▽
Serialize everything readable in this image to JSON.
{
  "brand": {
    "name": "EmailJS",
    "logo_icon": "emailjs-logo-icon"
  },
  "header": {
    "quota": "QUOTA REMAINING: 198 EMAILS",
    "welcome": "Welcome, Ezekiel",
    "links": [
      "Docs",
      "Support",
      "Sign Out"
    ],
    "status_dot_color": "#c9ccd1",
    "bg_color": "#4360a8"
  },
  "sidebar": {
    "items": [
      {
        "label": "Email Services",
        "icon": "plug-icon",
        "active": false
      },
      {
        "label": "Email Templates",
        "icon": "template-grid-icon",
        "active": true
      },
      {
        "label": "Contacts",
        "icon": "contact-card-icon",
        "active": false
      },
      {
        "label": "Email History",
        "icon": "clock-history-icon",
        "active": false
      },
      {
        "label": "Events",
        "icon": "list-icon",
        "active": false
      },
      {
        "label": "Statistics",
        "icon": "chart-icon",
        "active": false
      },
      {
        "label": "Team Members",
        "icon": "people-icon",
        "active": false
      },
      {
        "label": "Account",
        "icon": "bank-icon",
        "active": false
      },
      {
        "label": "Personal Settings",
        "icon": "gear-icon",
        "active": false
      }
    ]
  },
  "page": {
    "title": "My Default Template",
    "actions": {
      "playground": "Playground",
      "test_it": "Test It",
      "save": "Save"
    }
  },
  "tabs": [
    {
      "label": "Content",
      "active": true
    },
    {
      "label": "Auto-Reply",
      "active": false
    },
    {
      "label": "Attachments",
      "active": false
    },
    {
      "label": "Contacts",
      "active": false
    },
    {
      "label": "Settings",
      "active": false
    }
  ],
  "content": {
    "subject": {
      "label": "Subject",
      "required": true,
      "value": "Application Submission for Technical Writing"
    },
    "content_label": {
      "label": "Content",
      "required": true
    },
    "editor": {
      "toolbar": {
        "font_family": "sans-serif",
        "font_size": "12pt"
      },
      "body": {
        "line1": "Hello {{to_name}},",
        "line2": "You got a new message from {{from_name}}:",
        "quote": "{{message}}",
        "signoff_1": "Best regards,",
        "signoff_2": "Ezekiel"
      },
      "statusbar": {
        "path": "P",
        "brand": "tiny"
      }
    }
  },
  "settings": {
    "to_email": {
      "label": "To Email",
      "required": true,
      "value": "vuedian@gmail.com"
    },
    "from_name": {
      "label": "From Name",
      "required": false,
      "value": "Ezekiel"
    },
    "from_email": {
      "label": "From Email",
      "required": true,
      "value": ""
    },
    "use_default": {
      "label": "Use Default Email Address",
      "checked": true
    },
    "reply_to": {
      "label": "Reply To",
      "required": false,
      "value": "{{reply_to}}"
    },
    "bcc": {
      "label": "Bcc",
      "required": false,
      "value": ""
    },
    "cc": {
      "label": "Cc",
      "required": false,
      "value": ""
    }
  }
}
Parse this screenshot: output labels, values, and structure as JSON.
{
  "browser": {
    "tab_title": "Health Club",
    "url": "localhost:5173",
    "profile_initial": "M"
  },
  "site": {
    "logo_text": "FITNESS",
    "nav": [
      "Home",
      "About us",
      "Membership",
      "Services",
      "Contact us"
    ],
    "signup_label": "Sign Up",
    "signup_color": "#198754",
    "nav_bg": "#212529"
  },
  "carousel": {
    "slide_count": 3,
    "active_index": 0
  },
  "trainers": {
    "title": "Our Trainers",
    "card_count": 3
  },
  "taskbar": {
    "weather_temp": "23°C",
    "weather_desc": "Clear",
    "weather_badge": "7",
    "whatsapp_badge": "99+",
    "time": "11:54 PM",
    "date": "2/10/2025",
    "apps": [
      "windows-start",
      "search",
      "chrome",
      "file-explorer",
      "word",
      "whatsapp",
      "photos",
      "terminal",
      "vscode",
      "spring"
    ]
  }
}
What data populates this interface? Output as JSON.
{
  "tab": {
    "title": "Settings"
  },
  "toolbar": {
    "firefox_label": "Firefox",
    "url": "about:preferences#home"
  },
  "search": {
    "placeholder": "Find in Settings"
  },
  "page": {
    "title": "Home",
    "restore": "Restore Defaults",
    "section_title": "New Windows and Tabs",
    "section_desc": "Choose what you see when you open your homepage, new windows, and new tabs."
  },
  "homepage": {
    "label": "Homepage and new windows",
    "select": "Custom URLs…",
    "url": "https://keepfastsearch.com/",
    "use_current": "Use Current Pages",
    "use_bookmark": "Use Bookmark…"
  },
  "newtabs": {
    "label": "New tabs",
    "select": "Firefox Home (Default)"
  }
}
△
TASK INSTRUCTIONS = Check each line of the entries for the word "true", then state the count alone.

RESULT OF THE TASK = 7